Copy all of the entries that follow, exactly.

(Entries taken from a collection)
+++++

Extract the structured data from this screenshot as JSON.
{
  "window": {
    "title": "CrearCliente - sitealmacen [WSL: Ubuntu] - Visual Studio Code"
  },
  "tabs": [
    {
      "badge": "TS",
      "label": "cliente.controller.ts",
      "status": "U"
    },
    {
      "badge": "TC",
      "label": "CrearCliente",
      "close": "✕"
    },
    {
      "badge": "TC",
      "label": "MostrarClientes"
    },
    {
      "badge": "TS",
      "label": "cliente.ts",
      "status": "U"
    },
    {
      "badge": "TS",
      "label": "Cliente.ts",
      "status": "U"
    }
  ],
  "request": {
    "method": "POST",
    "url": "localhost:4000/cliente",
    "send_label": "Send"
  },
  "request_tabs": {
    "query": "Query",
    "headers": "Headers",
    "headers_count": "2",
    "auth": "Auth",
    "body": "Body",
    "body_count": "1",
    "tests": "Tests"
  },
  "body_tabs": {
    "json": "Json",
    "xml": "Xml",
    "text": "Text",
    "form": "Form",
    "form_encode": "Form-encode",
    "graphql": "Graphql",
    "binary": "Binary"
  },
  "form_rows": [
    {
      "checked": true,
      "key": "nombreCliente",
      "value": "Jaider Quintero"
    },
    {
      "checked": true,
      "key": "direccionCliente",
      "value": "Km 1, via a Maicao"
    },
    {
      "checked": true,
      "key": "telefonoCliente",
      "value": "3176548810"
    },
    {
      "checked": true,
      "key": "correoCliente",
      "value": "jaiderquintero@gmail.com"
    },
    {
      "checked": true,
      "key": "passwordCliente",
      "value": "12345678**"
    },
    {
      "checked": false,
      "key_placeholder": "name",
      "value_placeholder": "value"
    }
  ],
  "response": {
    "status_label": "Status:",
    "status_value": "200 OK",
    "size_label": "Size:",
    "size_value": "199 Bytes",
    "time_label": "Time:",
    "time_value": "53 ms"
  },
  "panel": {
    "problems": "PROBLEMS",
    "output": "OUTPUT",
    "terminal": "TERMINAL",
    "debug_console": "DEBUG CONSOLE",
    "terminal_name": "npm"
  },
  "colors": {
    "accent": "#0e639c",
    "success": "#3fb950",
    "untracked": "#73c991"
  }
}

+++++

> [Output below]:
Extract the structured data from this screenshot as JSON.
{
  "window": {
    "title": "CrearCliente - sitealmacen [WSL: Ubuntu] - Visual Studio Code"
  },
  "tabs": [
    {
      "badge": "TS",
      "label": "cliente.controller.ts",
      "status": "U"
    },
    {
      "badge": "TC",
      "label": "CrearCliente",
      "close": "✕"
    },
    {
      "badge": "TC",
      "label": "MostrarClientes"
    },
    {
      "badge": "TS",
      "label": "cliente.ts",
      "status": "U"
    },
    {
      "badge": "TS",
      "label": "Cliente.ts",
      "status": "U"
    }
  ],
  "request": {
    "method": "POST",
    "url": "localhost:4000/cliente",
    "send_label": "Send"
  },
  "request_tabs": {
    "query": "Query",
    "headers": "Headers",
    "headers_count": "2",
    "auth": "Auth",
    "body": "Body",
    "body_count": "1",
    "tests": "Tests"
  },
  "body_tabs": {
    "json": "Json",
    "xml": "Xml",
    "text": "Text",
    "form": "Form",
    "form_encode": "Form-encode",
    "graphql": "Graphql",
    "binary": "Binary"
  },
  "form_rows": [
    {
      "checked": true,
      "key": "nombreCliente",
      "value": "Jaider Quintero"
    },
    {
      "checked": true,
      "key": "direccionCliente",
      "value": "Km 1, via a Maicao"
    },
    {
      "checked": true,
      "key": "telefonoCliente",
      "value": "3176548810"
    },
    {
      "checked": true,
      "key": "correoCliente",
      "value": "jaiderquintero@gmail.com"
    },
    {
      "checked": true,
      "key": "passwordCliente",
      "value": "12345678**"
    },
    {
      "checked": false,
      "key_placeholder": "name",
      "value_placeholder": "value"
    }
  ],
  "response": {
    "status_label": "Status:",
    "status_value": "200 OK",
    "size_label": "Size:",
    "size_value": "199 Bytes",
    "time_label": "Time:",
    "time_value": "53 ms"
  },
  "panel": {
    "problems": "PROBLEMS",
    "output": "OUTPUT",
    "terminal": "TERMINAL",
    "debug_console": "DEBUG CONSOLE",
    "terminal_name": "npm"
  },
  "colors": {
    "accent": "#0e639c",
    "success": "#3fb950",
    "untracked": "#73c991"
  }
}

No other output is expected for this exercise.